§ TRY IT: Please print all the lines below exactly as they are written.

START RECORDS FOR THE EXERCISE

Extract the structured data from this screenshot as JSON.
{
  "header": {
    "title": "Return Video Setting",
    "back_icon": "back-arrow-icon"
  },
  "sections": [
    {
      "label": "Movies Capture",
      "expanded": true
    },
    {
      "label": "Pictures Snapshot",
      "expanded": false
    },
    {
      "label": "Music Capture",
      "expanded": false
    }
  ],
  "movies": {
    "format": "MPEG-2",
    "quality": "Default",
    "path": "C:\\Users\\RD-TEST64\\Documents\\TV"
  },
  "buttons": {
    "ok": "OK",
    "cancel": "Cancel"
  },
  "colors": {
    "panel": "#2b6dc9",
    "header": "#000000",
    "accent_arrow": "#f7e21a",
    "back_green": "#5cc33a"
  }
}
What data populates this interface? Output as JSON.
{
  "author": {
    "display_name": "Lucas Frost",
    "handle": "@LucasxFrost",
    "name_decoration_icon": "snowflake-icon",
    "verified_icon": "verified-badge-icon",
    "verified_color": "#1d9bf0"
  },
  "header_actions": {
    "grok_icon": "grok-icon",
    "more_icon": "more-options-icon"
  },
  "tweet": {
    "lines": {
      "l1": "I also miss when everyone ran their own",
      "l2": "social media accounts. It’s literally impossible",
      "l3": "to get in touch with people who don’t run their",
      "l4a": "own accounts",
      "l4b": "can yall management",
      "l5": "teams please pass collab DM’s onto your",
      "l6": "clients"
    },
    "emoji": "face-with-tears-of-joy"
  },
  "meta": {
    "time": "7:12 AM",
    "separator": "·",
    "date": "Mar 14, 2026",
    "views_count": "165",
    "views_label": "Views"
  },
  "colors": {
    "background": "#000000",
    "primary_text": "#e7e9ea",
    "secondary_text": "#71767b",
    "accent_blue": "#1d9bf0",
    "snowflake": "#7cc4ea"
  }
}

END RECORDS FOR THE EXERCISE

§ ANSWER AREA:
Extract the structured data from this screenshot as JSON.
{
  "header": {
    "title": "Return Video Setting",
    "back_icon": "back-arrow-icon"
  },
  "sections": [
    {
      "label": "Movies Capture",
      "expanded": true
    },
    {
      "label": "Pictures Snapshot",
      "expanded": false
    },
    {
      "label": "Music Capture",
      "expanded": false
    }
  ],
  "movies": {
    "format": "MPEG-2",
    "quality": "Default",
    "path": "C:\\Users\\RD-TEST64\\Documents\\TV"
  },
  "buttons": {
    "ok": "OK",
    "cancel": "Cancel"
  },
  "colors": {
    "panel": "#2b6dc9",
    "header": "#000000",
    "accent_arrow": "#f7e21a",
    "back_green": "#5cc33a"
  }
}
What data populates this interface? Output as JSON.
{
  "author": {
    "display_name": "Lucas Frost",
    "handle": "@LucasxFrost",
    "name_decoration_icon": "snowflake-icon",
    "verified_icon": "verified-badge-icon",
    "verified_color": "#1d9bf0"
  },
  "header_actions": {
    "grok_icon": "grok-icon",
    "more_icon": "more-options-icon"
  },
  "tweet": {
    "lines": {
      "l1": "I also miss when everyone ran their own",
      "l2": "social media accounts. It’s literally impossible",
      "l3": "to get in touch with people who don’t run their",
      "l4a": "own accounts",
      "l4b": "can yall management",
      "l5": "teams please pass collab DM’s onto your",
      "l6": "clients"
    },
    "emoji": "face-with-tears-of-joy"
  },
  "meta": {
    "time": "7:12 AM",
    "separator": "·",
    "date": "Mar 14, 2026",
    "views_count": "165",
    "views_label": "Views"
  },
  "colors": {
    "background": "#000000",
    "primary_text": "#e7e9ea",
    "secondary_text": "#71767b",
    "accent_blue": "#1d9bf0",
    "snowflake": "#7cc4ea"
  }
}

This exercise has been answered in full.